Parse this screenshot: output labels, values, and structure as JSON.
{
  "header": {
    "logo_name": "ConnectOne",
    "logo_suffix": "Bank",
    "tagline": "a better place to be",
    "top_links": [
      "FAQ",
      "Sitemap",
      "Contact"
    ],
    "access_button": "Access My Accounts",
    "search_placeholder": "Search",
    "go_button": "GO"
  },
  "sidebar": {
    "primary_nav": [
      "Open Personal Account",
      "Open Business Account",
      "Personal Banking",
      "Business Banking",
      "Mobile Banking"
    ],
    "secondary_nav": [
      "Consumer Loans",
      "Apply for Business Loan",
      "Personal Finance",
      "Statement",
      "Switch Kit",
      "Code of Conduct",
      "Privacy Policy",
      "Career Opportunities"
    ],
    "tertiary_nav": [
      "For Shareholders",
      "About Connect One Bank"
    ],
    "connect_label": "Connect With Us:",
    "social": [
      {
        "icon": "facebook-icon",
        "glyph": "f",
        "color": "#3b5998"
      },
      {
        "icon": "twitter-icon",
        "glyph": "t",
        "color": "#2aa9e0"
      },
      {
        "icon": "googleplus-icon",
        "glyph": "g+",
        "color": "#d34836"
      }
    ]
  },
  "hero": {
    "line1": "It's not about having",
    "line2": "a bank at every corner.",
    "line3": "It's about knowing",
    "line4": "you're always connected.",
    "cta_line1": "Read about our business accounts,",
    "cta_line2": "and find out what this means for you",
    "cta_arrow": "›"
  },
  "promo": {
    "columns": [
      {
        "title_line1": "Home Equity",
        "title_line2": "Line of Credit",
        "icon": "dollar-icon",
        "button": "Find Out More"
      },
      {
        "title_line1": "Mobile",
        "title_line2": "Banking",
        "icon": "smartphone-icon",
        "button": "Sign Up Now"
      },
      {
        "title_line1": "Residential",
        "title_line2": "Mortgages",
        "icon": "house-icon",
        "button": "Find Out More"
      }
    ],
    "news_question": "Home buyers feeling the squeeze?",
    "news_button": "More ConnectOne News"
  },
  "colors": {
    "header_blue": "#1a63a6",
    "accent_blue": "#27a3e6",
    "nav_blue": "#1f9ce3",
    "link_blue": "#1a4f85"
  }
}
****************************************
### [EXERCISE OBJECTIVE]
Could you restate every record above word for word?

### [ANSWER SPACE]
Parse this screenshot: output labels, values, and structure as JSON.
{
  "header": {
    "logo_name": "ConnectOne",
    "logo_suffix": "Bank",
    "tagline": "a better place to be",
    "top_links": [
      "FAQ",
      "Sitemap",
      "Contact"
    ],
    "access_button": "Access My Accounts",
    "search_placeholder": "Search",
    "go_button": "GO"
  },
  "sidebar": {
    "primary_nav": [
      "Open Personal Account",
      "Open Business Account",
      "Personal Banking",
      "Business Banking",
      "Mobile Banking"
    ],
    "secondary_nav": [
      "Consumer Loans",
      "Apply for Business Loan",
      "Personal Finance",
      "Statement",
      "Switch Kit",
      "Code of Conduct",
      "Privacy Policy",
      "Career Opportunities"
    ],
    "tertiary_nav": [
      "For Shareholders",
      "About Connect One Bank"
    ],
    "connect_label": "Connect With Us:",
    "social": [
      {
        "icon": "facebook-icon",
        "glyph": "f",
        "color": "#3b5998"
      },
      {
        "icon": "twitter-icon",
        "glyph": "t",
        "color": "#2aa9e0"
      },
      {
        "icon": "googleplus-icon",
        "glyph": "g+",
        "color": "#d34836"
      }
    ]
  },
  "hero": {
    "line1": "It's not about having",
    "line2": "a bank at every corner.",
    "line3": "It's about knowing",
    "line4": "you're always connected.",
    "cta_line1": "Read about our business accounts,",
    "cta_line2": "and find out what this means for you",
    "cta_arrow": "›"
  },
  "promo": {
    "columns": [
      {
        "title_line1": "Home Equity",
        "title_line2": "Line of Credit",
        "icon": "dollar-icon",
        "button": "Find Out More"
      },
      {
        "title_line1": "Mobile",
        "title_line2": "Banking",
        "icon": "smartphone-icon",
        "button": "Sign Up Now"
      },
      {
        "title_line1": "Residential",
        "title_line2": "Mortgages",
        "icon": "house-icon",
        "button": "Find Out More"
      }
    ],
    "news_question": "Home buyers feeling the squeeze?",
    "news_button": "More ConnectOne News"
  },
  "colors": {
    "header_blue": "#1a63a6",
    "accent_blue": "#27a3e6",
    "nav_blue": "#1f9ce3",
    "link_blue": "#1a4f85"
  }
}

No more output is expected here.